**TASK BRIEF**
The answer must be every line of the records in which the string "机构强买" appears.

Items from a dataset
----
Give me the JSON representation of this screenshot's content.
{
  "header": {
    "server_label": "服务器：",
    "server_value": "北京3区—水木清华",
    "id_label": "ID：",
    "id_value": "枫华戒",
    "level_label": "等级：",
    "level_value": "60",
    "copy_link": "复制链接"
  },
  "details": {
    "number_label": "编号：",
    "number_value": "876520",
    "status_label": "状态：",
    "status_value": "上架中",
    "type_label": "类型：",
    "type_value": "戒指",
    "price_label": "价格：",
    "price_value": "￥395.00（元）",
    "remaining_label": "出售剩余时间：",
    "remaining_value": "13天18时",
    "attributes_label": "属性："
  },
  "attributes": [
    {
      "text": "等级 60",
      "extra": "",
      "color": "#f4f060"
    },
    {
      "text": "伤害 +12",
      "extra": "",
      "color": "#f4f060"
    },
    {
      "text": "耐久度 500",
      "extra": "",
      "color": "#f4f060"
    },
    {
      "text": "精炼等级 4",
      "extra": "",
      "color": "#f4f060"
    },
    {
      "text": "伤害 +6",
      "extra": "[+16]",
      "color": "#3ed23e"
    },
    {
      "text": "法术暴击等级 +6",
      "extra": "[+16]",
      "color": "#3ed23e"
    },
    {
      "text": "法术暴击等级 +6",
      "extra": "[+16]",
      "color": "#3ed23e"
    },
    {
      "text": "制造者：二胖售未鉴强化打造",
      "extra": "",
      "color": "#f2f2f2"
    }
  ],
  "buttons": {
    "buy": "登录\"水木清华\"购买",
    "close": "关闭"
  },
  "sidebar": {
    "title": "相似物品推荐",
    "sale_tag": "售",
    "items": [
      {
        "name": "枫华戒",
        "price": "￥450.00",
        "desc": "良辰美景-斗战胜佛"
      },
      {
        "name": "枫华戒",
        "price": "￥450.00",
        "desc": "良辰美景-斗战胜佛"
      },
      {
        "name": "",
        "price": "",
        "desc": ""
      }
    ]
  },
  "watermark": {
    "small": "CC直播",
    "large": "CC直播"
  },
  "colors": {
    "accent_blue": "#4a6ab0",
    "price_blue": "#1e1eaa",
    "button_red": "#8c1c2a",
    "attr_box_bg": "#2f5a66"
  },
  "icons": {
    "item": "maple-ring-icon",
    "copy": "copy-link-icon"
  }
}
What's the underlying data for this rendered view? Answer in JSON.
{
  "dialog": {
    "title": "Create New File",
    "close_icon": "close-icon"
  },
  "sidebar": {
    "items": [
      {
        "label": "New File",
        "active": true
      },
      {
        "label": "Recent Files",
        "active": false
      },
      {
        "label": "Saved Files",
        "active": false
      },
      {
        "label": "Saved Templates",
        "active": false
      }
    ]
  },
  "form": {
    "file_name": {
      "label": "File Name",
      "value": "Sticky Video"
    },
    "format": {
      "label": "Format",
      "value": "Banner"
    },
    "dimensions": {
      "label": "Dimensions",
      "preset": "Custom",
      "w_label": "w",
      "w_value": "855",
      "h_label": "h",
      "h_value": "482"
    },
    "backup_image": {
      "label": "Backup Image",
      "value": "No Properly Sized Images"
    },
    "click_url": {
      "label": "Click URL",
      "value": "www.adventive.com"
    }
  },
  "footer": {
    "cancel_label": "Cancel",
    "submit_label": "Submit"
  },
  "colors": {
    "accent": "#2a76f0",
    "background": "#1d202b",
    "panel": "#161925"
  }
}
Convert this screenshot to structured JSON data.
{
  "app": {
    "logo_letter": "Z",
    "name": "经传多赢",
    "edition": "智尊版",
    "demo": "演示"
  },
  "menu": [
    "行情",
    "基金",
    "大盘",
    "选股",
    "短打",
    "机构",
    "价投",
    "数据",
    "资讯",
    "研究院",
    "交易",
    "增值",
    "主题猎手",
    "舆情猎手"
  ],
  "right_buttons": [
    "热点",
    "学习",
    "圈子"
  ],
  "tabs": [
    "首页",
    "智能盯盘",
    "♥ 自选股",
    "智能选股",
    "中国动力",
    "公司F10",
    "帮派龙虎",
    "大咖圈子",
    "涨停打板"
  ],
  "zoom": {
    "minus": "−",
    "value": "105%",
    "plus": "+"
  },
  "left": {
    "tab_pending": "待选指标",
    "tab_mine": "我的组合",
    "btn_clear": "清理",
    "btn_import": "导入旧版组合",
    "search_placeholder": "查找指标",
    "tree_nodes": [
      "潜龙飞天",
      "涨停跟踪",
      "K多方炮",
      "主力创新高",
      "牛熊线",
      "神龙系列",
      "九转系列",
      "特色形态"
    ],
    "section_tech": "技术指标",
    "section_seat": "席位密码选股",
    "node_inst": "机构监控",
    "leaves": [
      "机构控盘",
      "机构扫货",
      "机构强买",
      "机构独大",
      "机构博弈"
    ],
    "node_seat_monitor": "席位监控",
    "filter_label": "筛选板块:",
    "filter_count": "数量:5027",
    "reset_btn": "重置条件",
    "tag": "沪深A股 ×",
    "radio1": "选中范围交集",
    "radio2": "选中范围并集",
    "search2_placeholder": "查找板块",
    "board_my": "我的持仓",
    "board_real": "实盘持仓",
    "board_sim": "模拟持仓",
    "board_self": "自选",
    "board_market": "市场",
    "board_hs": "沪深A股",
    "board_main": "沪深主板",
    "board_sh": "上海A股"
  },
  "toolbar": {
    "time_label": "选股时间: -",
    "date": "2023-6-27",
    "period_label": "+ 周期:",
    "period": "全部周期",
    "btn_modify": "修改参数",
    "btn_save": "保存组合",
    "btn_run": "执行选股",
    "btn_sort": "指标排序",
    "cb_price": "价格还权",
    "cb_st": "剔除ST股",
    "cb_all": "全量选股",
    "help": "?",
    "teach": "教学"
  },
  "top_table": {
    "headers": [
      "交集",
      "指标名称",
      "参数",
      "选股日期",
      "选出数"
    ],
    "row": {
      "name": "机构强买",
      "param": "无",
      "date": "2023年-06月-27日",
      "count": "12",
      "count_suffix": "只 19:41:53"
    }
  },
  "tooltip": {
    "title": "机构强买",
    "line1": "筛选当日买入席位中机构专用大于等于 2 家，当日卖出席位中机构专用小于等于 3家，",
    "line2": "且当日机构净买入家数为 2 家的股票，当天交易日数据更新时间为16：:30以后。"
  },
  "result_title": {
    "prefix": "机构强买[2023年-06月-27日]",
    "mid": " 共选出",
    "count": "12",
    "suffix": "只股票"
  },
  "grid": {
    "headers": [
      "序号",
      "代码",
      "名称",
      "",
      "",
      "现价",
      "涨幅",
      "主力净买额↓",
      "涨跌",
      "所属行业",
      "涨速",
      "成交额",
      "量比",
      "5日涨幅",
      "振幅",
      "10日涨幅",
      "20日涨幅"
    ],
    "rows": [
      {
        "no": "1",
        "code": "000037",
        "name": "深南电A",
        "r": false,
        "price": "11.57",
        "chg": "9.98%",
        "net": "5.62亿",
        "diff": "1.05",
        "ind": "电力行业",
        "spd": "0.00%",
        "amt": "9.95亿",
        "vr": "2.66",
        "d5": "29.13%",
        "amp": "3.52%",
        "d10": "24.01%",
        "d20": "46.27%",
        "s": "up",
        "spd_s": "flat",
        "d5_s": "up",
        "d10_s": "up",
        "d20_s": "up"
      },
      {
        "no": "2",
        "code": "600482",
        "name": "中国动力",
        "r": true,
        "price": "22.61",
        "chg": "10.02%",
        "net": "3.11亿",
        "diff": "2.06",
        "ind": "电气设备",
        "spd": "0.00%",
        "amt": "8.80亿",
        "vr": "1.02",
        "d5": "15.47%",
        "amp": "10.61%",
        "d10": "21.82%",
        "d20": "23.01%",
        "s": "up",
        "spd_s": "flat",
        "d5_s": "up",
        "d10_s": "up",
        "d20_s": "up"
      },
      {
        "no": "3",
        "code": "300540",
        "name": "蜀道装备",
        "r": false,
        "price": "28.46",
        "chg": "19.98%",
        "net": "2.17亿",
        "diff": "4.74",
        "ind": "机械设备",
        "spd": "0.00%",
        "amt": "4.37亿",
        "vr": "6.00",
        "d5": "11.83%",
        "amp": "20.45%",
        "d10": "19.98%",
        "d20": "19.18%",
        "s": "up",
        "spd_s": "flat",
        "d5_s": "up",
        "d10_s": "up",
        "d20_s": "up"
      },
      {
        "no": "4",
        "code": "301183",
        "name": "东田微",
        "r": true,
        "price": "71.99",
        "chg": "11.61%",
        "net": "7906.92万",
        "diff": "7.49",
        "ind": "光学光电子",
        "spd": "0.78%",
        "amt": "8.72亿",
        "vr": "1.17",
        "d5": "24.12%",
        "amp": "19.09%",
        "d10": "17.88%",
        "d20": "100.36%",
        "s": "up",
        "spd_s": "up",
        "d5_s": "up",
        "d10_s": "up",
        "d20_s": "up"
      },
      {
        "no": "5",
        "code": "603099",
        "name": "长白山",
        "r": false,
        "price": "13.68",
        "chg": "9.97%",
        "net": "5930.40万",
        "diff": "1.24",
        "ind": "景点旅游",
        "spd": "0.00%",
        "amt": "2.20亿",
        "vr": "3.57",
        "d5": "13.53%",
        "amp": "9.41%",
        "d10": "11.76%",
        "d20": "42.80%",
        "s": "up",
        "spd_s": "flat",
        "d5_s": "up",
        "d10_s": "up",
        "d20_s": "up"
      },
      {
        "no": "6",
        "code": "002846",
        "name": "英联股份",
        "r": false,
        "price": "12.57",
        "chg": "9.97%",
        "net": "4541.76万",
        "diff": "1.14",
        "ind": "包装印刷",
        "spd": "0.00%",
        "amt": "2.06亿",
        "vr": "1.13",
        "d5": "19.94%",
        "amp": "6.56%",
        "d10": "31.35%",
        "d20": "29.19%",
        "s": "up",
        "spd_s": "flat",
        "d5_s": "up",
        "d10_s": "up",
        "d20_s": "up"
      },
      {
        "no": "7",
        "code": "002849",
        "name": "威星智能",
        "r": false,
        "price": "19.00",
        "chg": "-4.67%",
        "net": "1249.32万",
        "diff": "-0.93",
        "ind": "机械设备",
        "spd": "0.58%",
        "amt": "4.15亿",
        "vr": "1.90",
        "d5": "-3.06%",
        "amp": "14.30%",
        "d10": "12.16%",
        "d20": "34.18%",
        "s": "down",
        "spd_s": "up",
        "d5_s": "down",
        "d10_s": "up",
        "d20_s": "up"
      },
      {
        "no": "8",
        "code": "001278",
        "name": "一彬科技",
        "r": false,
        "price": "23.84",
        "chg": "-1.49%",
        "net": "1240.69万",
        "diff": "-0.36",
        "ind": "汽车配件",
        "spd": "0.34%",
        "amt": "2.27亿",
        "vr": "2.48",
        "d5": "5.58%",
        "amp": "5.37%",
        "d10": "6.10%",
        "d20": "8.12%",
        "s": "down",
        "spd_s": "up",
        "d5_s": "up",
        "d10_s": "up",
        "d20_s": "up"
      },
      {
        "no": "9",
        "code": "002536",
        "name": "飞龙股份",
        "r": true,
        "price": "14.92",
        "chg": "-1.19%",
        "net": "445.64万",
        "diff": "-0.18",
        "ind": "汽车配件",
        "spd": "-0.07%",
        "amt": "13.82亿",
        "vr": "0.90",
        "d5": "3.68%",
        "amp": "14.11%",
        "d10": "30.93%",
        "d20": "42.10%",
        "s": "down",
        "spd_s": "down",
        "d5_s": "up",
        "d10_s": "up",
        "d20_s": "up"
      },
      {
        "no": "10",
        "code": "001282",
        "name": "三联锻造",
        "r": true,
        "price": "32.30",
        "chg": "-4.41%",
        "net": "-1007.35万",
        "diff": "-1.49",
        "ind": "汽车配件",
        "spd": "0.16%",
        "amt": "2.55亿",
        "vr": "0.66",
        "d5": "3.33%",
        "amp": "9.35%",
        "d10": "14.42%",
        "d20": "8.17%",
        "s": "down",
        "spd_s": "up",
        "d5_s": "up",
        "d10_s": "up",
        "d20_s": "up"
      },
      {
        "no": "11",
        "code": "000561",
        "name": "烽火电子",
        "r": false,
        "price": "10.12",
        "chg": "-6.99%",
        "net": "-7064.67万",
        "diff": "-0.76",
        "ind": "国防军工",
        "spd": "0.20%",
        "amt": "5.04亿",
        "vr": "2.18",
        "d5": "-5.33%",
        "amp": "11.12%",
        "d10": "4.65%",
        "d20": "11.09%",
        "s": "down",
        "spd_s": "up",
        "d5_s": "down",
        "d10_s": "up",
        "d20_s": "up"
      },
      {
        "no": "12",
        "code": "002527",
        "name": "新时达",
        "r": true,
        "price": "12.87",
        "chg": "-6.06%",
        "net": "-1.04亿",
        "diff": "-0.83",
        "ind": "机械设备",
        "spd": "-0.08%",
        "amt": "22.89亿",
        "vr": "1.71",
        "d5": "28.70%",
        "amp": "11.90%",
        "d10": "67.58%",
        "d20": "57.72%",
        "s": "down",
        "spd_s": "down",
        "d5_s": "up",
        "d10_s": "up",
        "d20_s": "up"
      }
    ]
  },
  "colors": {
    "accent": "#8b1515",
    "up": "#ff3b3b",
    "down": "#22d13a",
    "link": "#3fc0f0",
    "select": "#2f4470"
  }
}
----
**EXERCISE SOLUTION**
      "机构强买",
      "name": "机构强买",
    "title": "机构强买",
    "prefix": "机构强买[2023年-06月-27日]",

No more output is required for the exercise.